> What you have to do
Count how many lines in the data below include "Использовать". Answer with the number only.

> Excerpted records

++++++++++++++++++++

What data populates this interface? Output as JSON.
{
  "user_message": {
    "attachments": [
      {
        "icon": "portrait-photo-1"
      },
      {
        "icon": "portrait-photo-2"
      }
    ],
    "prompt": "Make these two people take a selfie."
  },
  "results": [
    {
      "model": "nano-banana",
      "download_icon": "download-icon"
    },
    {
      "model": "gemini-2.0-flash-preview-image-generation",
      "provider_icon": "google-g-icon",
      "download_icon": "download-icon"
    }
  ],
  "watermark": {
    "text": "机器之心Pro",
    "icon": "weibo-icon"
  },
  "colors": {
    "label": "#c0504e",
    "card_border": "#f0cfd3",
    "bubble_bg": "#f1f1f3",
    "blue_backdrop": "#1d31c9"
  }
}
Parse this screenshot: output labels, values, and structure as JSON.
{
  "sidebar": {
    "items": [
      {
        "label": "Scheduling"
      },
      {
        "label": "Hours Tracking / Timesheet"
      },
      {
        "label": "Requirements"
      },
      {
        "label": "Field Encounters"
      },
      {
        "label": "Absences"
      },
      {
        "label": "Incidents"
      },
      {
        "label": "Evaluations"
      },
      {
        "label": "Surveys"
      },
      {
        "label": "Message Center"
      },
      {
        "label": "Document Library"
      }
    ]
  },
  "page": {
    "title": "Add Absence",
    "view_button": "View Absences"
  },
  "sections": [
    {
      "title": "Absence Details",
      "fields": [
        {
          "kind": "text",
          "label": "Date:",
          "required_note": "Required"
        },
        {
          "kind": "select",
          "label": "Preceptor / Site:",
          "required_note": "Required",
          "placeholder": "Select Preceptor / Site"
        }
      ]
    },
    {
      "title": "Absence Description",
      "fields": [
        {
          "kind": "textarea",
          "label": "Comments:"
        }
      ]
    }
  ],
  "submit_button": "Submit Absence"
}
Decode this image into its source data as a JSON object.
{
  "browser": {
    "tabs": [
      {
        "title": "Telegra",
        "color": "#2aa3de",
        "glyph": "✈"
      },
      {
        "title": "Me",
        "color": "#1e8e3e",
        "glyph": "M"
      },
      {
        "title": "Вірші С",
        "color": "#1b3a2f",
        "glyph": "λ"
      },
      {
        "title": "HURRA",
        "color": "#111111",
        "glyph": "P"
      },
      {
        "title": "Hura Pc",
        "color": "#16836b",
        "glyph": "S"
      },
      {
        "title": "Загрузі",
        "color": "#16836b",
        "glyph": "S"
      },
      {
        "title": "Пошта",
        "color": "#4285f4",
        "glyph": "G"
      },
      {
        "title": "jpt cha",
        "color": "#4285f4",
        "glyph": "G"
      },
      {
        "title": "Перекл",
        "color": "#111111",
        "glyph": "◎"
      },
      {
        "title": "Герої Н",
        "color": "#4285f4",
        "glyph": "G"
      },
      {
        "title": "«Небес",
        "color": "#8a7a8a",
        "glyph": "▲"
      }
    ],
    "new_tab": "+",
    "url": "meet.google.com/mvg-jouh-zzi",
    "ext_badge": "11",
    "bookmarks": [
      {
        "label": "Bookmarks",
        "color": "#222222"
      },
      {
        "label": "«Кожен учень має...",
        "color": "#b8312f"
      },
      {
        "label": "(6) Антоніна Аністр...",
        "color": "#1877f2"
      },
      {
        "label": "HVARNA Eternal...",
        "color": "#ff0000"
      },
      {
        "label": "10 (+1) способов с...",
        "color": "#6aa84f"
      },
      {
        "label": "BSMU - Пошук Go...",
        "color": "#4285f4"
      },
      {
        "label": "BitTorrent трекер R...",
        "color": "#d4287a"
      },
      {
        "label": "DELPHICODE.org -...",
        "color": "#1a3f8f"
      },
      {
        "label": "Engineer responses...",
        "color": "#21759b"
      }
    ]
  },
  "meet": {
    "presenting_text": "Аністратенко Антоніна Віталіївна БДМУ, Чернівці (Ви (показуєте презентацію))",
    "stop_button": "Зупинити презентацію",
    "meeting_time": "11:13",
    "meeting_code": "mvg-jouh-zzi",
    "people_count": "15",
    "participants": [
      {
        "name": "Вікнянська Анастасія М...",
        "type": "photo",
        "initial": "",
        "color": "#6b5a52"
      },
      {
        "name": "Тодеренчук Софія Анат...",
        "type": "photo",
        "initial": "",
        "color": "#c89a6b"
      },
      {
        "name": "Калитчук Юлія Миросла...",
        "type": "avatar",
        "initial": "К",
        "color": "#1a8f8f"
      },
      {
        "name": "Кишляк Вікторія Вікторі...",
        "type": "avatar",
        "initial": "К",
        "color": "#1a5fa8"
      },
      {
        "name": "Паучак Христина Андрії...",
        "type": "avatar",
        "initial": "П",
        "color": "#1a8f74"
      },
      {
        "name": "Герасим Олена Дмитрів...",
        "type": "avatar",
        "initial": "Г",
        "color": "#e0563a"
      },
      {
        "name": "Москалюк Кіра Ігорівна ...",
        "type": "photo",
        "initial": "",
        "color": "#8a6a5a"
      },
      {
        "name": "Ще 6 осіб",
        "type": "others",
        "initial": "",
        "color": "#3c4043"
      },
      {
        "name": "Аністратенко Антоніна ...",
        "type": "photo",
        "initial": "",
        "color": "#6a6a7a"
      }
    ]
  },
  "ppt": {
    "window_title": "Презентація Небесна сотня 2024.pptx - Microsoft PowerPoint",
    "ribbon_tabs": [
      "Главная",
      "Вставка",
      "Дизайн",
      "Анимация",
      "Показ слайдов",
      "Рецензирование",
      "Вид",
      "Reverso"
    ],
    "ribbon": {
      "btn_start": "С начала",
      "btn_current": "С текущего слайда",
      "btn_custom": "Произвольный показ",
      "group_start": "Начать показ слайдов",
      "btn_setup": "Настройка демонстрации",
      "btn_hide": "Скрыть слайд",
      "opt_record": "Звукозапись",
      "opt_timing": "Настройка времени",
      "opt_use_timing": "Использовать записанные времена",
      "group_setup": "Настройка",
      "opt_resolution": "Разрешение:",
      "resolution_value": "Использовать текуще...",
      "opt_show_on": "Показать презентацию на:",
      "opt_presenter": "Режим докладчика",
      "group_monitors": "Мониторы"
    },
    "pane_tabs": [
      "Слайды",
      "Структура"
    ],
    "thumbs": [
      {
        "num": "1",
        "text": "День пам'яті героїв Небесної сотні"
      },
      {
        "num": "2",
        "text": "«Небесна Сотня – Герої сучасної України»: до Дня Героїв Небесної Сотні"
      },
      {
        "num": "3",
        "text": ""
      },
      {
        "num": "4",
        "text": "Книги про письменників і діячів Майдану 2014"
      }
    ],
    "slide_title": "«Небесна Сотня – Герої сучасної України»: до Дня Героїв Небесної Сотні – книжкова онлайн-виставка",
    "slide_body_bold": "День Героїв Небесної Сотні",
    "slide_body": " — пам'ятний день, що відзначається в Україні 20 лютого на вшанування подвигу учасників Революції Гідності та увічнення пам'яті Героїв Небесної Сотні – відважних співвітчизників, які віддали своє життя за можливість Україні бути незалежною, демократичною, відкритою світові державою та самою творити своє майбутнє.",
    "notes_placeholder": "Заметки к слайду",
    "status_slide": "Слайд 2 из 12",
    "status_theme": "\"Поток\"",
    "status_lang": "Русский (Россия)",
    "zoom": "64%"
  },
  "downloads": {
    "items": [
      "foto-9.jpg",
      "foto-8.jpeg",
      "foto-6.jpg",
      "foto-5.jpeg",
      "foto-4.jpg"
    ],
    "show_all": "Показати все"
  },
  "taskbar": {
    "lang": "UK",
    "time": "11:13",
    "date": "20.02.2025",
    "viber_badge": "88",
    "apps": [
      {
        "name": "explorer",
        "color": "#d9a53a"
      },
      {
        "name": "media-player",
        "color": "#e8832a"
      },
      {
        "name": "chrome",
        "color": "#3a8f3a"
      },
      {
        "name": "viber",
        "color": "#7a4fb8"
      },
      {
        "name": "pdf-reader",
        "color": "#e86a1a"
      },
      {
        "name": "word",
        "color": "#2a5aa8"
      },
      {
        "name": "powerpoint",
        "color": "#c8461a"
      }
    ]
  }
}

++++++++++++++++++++

> Solution below
2